• Supplied data:
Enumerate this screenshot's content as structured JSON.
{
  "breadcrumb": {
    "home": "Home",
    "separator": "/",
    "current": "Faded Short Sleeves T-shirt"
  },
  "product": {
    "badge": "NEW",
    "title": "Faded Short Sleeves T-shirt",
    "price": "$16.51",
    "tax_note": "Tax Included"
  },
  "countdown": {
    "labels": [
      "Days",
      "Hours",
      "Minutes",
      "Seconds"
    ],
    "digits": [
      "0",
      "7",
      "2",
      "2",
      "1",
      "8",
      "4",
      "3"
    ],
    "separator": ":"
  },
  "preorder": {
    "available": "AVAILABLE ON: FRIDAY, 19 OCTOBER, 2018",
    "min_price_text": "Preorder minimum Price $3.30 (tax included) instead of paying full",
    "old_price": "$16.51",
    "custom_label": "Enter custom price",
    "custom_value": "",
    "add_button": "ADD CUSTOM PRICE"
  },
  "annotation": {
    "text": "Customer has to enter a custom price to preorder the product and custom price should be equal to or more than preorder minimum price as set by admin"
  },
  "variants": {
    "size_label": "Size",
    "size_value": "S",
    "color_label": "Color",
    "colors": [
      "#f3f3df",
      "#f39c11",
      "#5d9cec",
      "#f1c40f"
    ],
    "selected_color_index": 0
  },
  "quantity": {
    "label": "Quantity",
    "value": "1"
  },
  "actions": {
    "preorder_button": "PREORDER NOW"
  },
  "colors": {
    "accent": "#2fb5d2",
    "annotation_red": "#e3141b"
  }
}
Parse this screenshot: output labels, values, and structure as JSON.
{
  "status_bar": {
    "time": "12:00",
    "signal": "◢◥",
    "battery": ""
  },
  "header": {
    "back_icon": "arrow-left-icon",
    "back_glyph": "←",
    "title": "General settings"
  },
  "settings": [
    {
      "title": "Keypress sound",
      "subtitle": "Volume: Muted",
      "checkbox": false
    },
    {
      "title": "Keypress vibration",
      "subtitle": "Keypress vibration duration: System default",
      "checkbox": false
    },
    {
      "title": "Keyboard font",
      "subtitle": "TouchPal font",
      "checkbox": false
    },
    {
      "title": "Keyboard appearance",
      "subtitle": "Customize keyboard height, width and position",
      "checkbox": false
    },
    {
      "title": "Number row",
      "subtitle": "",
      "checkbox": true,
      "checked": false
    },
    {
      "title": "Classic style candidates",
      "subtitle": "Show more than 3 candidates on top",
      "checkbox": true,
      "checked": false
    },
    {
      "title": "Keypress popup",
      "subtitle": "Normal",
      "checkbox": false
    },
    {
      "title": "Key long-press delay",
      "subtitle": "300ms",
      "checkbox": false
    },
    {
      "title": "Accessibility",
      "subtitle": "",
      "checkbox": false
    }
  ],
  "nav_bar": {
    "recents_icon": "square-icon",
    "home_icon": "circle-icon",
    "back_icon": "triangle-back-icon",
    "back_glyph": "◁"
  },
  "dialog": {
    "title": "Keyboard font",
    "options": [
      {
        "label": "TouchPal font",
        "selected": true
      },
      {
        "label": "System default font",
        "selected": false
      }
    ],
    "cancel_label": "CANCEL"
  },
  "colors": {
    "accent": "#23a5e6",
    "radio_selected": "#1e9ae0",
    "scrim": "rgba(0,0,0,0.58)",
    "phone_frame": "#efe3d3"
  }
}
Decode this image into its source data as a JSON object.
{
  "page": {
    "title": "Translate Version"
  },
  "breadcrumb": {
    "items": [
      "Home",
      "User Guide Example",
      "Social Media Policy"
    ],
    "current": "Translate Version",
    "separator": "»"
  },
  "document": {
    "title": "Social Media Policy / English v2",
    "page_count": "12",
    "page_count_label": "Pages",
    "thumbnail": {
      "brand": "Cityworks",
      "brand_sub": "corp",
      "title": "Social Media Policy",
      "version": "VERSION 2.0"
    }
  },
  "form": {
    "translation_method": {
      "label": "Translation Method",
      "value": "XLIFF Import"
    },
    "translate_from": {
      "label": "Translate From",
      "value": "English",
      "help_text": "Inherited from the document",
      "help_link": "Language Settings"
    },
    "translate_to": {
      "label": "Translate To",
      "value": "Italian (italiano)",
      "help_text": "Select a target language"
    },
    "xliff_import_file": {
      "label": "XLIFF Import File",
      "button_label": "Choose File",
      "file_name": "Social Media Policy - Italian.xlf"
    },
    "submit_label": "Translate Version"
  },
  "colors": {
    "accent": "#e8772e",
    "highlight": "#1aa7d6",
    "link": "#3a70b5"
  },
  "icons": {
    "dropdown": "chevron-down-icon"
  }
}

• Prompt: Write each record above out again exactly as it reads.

• Expected answer:
Enumerate this screenshot's content as structured JSON.
{
  "breadcrumb": {
    "home": "Home",
    "separator": "/",
    "current": "Faded Short Sleeves T-shirt"
  },
  "product": {
    "badge": "NEW",
    "title": "Faded Short Sleeves T-shirt",
    "price": "$16.51",
    "tax_note": "Tax Included"
  },
  "countdown": {
    "labels": [
      "Days",
      "Hours",
      "Minutes",
      "Seconds"
    ],
    "digits": [
      "0",
      "7",
      "2",
      "2",
      "1",
      "8",
      "4",
      "3"
    ],
    "separator": ":"
  },
  "preorder": {
    "available": "AVAILABLE ON: FRIDAY, 19 OCTOBER, 2018",
    "min_price_text": "Preorder minimum Price $3.30 (tax included) instead of paying full",
    "old_price": "$16.51",
    "custom_label": "Enter custom price",
    "custom_value": "",
    "add_button": "ADD CUSTOM PRICE"
  },
  "annotation": {
    "text": "Customer has to enter a custom price to preorder the product and custom price should be equal to or more than preorder minimum price as set by admin"
  },
  "variants": {
    "size_label": "Size",
    "size_value": "S",
    "color_label": "Color",
    "colors": [
      "#f3f3df",
      "#f39c11",
      "#5d9cec",
      "#f1c40f"
    ],
    "selected_color_index": 0
  },
  "quantity": {
    "label": "Quantity",
    "value": "1"
  },
  "actions": {
    "preorder_button": "PREORDER NOW"
  },
  "colors": {
    "accent": "#2fb5d2",
    "annotation_red": "#e3141b"
  }
}
Parse this screenshot: output labels, values, and structure as JSON.
{
  "status_bar": {
    "time": "12:00",
    "signal": "◢◥",
    "battery": ""
  },
  "header": {
    "back_icon": "arrow-left-icon",
    "back_glyph": "←",
    "title": "General settings"
  },
  "settings": [
    {
      "title": "Keypress sound",
      "subtitle": "Volume: Muted",
      "checkbox": false
    },
    {
      "title": "Keypress vibration",
      "subtitle": "Keypress vibration duration: System default",
      "checkbox": false
    },
    {
      "title": "Keyboard font",
      "subtitle": "TouchPal font",
      "checkbox": false
    },
    {
      "title": "Keyboard appearance",
      "subtitle": "Customize keyboard height, width and position",
      "checkbox": false
    },
    {
      "title": "Number row",
      "subtitle": "",
      "checkbox": true,
      "checked": false
    },
    {
      "title": "Classic style candidates",
      "subtitle": "Show more than 3 candidates on top",
      "checkbox": true,
      "checked": false
    },
    {
      "title": "Keypress popup",
      "subtitle": "Normal",
      "checkbox": false
    },
    {
      "title": "Key long-press delay",
      "subtitle": "300ms",
      "checkbox": false
    },
    {
      "title": "Accessibility",
      "subtitle": "",
      "checkbox": false
    }
  ],
  "nav_bar": {
    "recents_icon": "square-icon",
    "home_icon": "circle-icon",
    "back_icon": "triangle-back-icon",
    "back_glyph": "◁"
  },
  "dialog": {
    "title": "Keyboard font",
    "options": [
      {
        "label": "TouchPal font",
        "selected": true
      },
      {
        "label": "System default font",
        "selected": false
      }
    ],
    "cancel_label": "CANCEL"
  },
  "colors": {
    "accent": "#23a5e6",
    "radio_selected": "#1e9ae0",
    "scrim": "rgba(0,0,0,0.58)",
    "phone_frame": "#efe3d3"
  }
}
Decode this image into its source data as a JSON object.
{
  "page": {
    "title": "Translate Version"
  },
  "breadcrumb": {
    "items": [
      "Home",
      "User Guide Example",
      "Social Media Policy"
    ],
    "current": "Translate Version",
    "separator": "»"
  },
  "document": {
    "title": "Social Media Policy / English v2",
    "page_count": "12",
    "page_count_label": "Pages",
    "thumbnail": {
      "brand": "Cityworks",
      "brand_sub": "corp",
      "title": "Social Media Policy",
      "version": "VERSION 2.0"
    }
  },
  "form": {
    "translation_method": {
      "label": "Translation Method",
      "value": "XLIFF Import"
    },
    "translate_from": {
      "label": "Translate From",
      "value": "English",
      "help_text": "Inherited from the document",
      "help_link": "Language Settings"
    },
    "translate_to": {
      "label": "Translate To",
      "value": "Italian (italiano)",
      "help_text": "Select a target language"
    },
    "xliff_import_file": {
      "label": "XLIFF Import File",
      "button_label": "Choose File",
      "file_name": "Social Media Policy - Italian.xlf"
    },
    "submit_label": "Translate Version"
  },
  "colors": {
    "accent": "#e8772e",
    "highlight": "#1aa7d6",
    "link": "#3a70b5"
  },
  "icons": {
    "dropdown": "chevron-down-icon"
  }
}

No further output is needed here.